* _How to complete this task_:
In the records below, find each line that holds "Atish" and return it.

START Input material

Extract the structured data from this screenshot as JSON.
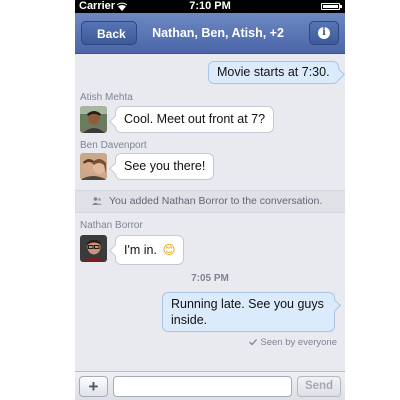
{
  "status_bar": {
    "carrier": "Carrier",
    "time": "7:10 PM"
  },
  "nav": {
    "back_label": "Back",
    "title": "Nathan, Ben, Atish, +2",
    "info_glyph": "i"
  },
  "messages": [
    {
      "direction": "out",
      "text": "Movie starts at 7:30."
    },
    {
      "direction": "in",
      "sender": "Atish Mehta",
      "text": "Cool. Meet out front at 7?"
    },
    {
      "direction": "in",
      "sender": "Ben Davenport",
      "text": "See you there!"
    },
    {
      "direction": "system",
      "text": "You added Nathan Borror to the conversation."
    },
    {
      "direction": "in",
      "sender": "Nathan Borror",
      "text": "I'm in.",
      "emoji": "😊"
    },
    {
      "direction": "timestamp",
      "text": "7:05 PM"
    },
    {
      "direction": "out",
      "text_line1": "Running late. See you guys",
      "text_line2": "inside.",
      "seen": "Seen by everyone"
    }
  ],
  "composer": {
    "add_label": "+",
    "input_value": "",
    "input_placeholder": "",
    "send_label": "Send"
  },
  "colors": {
    "nav": "#4a66a8",
    "background": "#e9eaef",
    "outgoing_bubble": "#dcebfb",
    "incoming_bubble": "#ffffff"
  }
}
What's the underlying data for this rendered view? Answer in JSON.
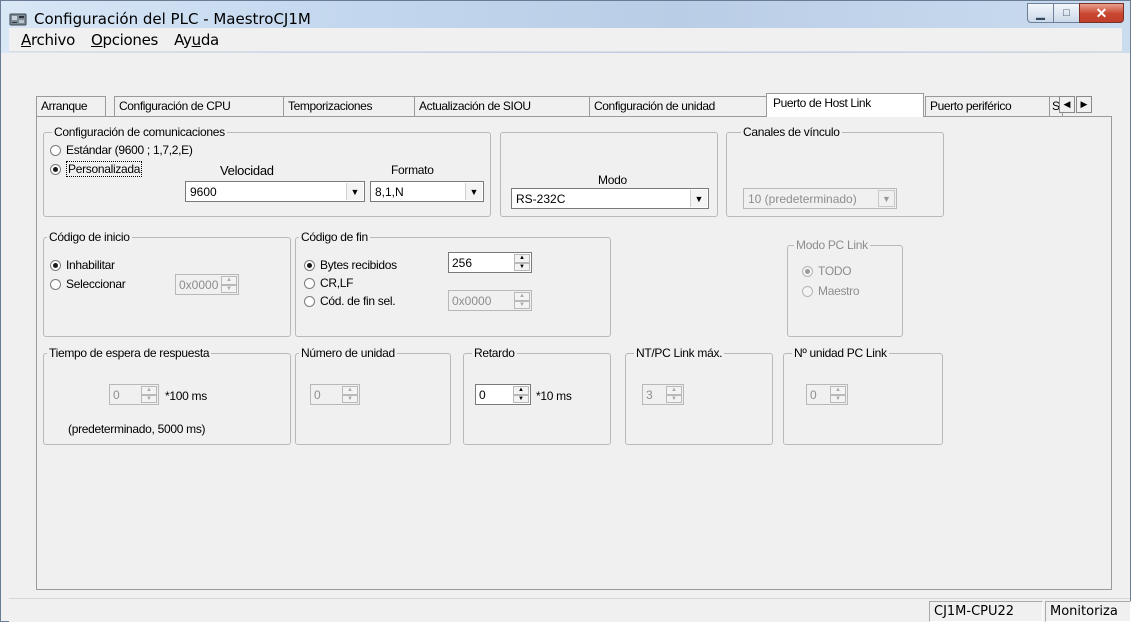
{
  "window": {
    "title": "Configuración del PLC - MaestroCJ1M"
  },
  "menu": {
    "archivo_hot": "A",
    "archivo_rest": "rchivo",
    "opciones_hot": "O",
    "opciones_rest": "pciones",
    "ayuda_pre": "Ay",
    "ayuda_hot": "u",
    "ayuda_rest": "da"
  },
  "tabs": [
    {
      "label": "Arranque"
    },
    {
      "label": "Configuración de CPU"
    },
    {
      "label": "Temporizaciones"
    },
    {
      "label": "Actualización de SIOU"
    },
    {
      "label": "Configuración de unidad"
    },
    {
      "label": "Puerto de Host Link"
    },
    {
      "label": "Puerto periférico"
    },
    {
      "label": "S"
    }
  ],
  "comms": {
    "legend": "Configuración de comunicaciones",
    "standard_label": "Estándar (9600 ; 1,7,2,E)",
    "custom_label": "Personalizada",
    "speed_label": "Velocidad",
    "speed_value": "9600",
    "format_label": "Formato",
    "format_value": "8,1,N"
  },
  "mode": {
    "label": "Modo",
    "value": "RS-232C"
  },
  "channels": {
    "legend": "Canales de vínculo",
    "value": "10 (predeterminado)"
  },
  "start_code": {
    "legend": "Código de inicio",
    "disable_label": "Inhabilitar",
    "select_label": "Seleccionar",
    "value": "0x0000"
  },
  "end_code": {
    "legend": "Código de fin",
    "bytes_label": "Bytes recibidos",
    "bytes_value": "256",
    "crlf_label": "CR,LF",
    "sel_label": "Cód. de fin sel.",
    "sel_value": "0x0000"
  },
  "pc_link_mode": {
    "legend": "Modo PC Link",
    "all_label": "TODO",
    "master_label": "Maestro"
  },
  "response_timeout": {
    "legend": "Tiempo de espera de respuesta",
    "value": "0",
    "unit": "*100 ms",
    "note": "(predeterminado, 5000 ms)"
  },
  "unit_number": {
    "legend": "Número de unidad",
    "value": "0"
  },
  "delay": {
    "legend": "Retardo",
    "value": "0",
    "unit": "*10 ms"
  },
  "nt_pc_link_max": {
    "legend": "NT/PC Link máx.",
    "value": "3"
  },
  "pc_link_unit": {
    "legend": "Nº unidad PC Link",
    "value": "0"
  },
  "status": {
    "model": "CJ1M-CPU22",
    "mode": "Monitoriza"
  }
}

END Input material

* _Output of the exercise_:
    "title": "Nathan, Ben, Atish, +2",
      "sender": "Atish Mehta",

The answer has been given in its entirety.